● **Directions**
The lines to copy are those holding the string "description" in the entries below.

[Entries from a dataset of interfaces]
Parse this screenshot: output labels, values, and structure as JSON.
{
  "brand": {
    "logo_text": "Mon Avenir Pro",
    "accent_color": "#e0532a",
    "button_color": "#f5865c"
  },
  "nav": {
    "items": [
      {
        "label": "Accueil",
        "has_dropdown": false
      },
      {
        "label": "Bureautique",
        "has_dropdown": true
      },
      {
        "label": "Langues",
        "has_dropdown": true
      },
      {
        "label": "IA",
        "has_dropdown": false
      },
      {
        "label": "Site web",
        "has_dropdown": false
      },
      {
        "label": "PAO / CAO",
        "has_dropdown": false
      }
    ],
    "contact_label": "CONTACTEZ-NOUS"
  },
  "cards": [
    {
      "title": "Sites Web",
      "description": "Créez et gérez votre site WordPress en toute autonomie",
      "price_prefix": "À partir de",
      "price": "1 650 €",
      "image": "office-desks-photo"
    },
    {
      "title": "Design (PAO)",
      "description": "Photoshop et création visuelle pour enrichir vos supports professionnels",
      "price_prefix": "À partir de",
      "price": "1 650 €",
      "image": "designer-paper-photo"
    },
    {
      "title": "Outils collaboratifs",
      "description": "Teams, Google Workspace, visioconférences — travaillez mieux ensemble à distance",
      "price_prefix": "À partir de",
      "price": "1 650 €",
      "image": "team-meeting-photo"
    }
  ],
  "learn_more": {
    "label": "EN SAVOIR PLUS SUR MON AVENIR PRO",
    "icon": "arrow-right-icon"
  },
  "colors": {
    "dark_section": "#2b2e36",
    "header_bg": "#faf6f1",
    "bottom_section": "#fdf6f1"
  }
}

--

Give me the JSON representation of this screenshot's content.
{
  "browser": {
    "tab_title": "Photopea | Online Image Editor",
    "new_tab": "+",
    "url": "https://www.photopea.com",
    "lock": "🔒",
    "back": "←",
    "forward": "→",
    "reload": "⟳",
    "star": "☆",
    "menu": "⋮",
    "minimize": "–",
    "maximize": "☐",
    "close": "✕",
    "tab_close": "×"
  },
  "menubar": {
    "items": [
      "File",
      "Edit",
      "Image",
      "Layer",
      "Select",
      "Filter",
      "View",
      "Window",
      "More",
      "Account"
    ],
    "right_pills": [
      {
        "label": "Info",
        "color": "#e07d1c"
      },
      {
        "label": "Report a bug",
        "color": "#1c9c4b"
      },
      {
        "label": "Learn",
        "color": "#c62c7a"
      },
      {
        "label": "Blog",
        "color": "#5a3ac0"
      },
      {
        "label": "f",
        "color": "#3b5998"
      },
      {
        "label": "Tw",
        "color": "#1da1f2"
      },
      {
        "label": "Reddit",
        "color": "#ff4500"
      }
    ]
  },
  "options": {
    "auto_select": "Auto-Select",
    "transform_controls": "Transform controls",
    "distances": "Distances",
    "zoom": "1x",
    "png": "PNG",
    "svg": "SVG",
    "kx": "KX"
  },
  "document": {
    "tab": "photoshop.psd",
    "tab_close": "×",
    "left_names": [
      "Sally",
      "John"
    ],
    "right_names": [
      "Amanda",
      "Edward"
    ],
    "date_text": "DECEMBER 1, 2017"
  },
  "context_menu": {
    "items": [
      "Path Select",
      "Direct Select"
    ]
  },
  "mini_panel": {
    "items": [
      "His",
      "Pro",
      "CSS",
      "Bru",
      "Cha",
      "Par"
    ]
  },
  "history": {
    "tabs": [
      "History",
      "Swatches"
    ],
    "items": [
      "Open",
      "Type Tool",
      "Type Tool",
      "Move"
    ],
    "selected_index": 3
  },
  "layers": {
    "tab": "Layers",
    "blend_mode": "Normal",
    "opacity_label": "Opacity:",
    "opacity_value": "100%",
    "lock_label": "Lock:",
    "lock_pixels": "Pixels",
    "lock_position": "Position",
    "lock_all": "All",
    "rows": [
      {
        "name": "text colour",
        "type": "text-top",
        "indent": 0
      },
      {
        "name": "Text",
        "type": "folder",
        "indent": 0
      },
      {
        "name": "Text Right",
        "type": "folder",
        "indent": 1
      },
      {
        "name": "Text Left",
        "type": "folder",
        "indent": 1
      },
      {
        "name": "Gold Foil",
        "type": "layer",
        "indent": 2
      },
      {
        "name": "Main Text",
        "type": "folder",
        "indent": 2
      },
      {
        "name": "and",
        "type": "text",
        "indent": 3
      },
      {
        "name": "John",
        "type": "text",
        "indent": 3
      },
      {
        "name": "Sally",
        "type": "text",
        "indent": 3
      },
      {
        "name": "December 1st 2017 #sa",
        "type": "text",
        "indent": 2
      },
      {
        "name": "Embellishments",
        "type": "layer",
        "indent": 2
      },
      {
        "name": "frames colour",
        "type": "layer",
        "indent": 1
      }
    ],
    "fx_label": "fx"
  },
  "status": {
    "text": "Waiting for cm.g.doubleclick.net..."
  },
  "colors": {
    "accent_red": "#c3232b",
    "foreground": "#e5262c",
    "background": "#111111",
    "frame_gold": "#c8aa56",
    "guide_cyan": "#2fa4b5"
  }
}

● **Solution to the exercise**
      "description": "Créez et gérez votre site WordPress en toute autonomie",
      "description": "Photoshop et création visuelle pour enrichir vos supports professionnels",
      "description": "Teams, Google Workspace, visioconférences — travaillez mieux ensemble à distance",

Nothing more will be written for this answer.